Pi Innovo and GaN Systems collaborate to offer electronics design services for auxiliary systems for multi-voltage, hybrid and electric vehicles
Controls engineering firm Pi Innovo and gallium nitride (GaN) semiconductor manufacturer GaN Systems are collaborating to offer automakers a pathway to the efficient and effective electrification of auxiliary systems for multi-voltage conventional, hybrid-electric, and pure electric vehicles.
GaN devices offer a number of benefits compared to silicon-based devices, including high dielectric strength; high current density; high switching speeds; low on-resistance; and the ability to withstand higher operating temperature. Compared to silicon, gallium nitride has ten times higher electrical breakdown characteristics, three times the band gap, and exceptional carrier mobility.
Hybrids and EVs have a substantial requirement for power conversion; a drive train can be operated up to 100s of kW. A typical silicon-based converter will be no more than 95% efficient, Pi Innovo says, therefore having at least a 5% loss. These losses, as heat, have to be dissipated.
Moreover, silicon efficiency of 95% is only achieved at optimum full load and can drop to as low as 70% at lower, more common driving loads. Gallium nitride devices can maintain an efficiency of 90% even at low loads due to the smaller drive circuit losses.
Gallium nitride semiconductor based converters can achieve 98 to 99% efficiency—a threefold reduction in losses at typical operating voltages. GaN can operate at higher junction temperatures and can be air-cooled rather than water-cooled.
GaN circuits can also easily be driven in parallel for high-current operation. With higher switching frequency, there is opportunity for more efficient operation at high motor speeds even with high pole count. A wide temperature range allows co-packaging with the motor and a wide input voltage range can be achieved with very similar electrical architecture.
GaN Systems’ compound semiconductor devices are cost-competitive with silicon devices, while offering superior performance; these gallium nitride devices use low cost GaN-on-silicon base wafers.
Pi Innovo has designed and implemented custom motor control electronics to take advantage of the benefits of GaN semiconductors in applications with a wide range of input voltages from 12V to 300V, making the design ideally suited to the electrification of auxiliary vehicle systems on multi-voltage conventional, hybrid-electric and pure electric vehicles. This controller design provides a functional starting-point for the development of 48V and above high-speed motor-driven vehicle systems.

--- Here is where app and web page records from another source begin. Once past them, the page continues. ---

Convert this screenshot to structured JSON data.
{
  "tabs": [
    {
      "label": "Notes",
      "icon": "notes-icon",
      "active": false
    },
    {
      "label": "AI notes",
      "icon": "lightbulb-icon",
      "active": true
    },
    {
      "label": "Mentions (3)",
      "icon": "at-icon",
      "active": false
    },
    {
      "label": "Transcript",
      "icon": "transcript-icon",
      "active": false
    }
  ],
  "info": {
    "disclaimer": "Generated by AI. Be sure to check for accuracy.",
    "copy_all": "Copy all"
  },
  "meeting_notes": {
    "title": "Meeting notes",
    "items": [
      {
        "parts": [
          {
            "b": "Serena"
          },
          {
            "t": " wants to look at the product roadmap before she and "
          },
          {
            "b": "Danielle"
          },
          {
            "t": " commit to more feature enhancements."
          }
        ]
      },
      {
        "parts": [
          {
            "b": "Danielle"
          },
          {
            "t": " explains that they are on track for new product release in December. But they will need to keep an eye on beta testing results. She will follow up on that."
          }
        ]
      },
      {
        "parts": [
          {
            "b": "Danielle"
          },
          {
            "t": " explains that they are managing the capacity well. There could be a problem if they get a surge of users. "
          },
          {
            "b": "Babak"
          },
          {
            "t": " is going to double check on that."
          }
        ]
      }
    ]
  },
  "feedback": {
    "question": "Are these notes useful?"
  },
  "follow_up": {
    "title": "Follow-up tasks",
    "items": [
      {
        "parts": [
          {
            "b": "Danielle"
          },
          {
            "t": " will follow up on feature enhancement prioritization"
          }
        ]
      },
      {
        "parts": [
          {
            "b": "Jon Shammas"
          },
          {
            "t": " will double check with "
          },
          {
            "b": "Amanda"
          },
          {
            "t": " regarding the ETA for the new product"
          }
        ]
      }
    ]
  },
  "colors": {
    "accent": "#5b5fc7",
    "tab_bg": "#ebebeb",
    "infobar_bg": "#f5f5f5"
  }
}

Following the success of this GaN-based multi-voltage motor controller development project, Pi Innovo is now offering design and development services in support of customers looking to adopt this technology for a wide range of electronics design applications in automotive and adjacent markets.
The company is positioned to support customers wanting to develop prototype evaluations to quantify the benefits of GaN technology. Pi Innovo can also provide customized cost-effective high volume designs for customers looking to go into production.
Pi Innovo’s hardware, software and applications engineers worked closely with the GaN Systems team to understand their semiconductor design requirements and to ensure the final controller design maximizes the reduction in size, weight and power consumption benefits that gallium nitride semiconductors provide. Working with GaN Systems on this project has been a great experience for our team and we’re looking forward to continuing our close partnership to support our customers on many future designs.—Dr. Walter Lucking, CEO of Pi Innovo
Having a technology development partner like Pi Innovo that really understands the intricacies of control electronics design for vehicle applications, is invaluable in supporting the continued adoption of GaN in the electrification of vehicle systems.—Jim Witham, GaN Systems’ CEO
An example of a Pi Innovo GaN motor controller is on show this week at APEC 2016 in Long Beach, CA.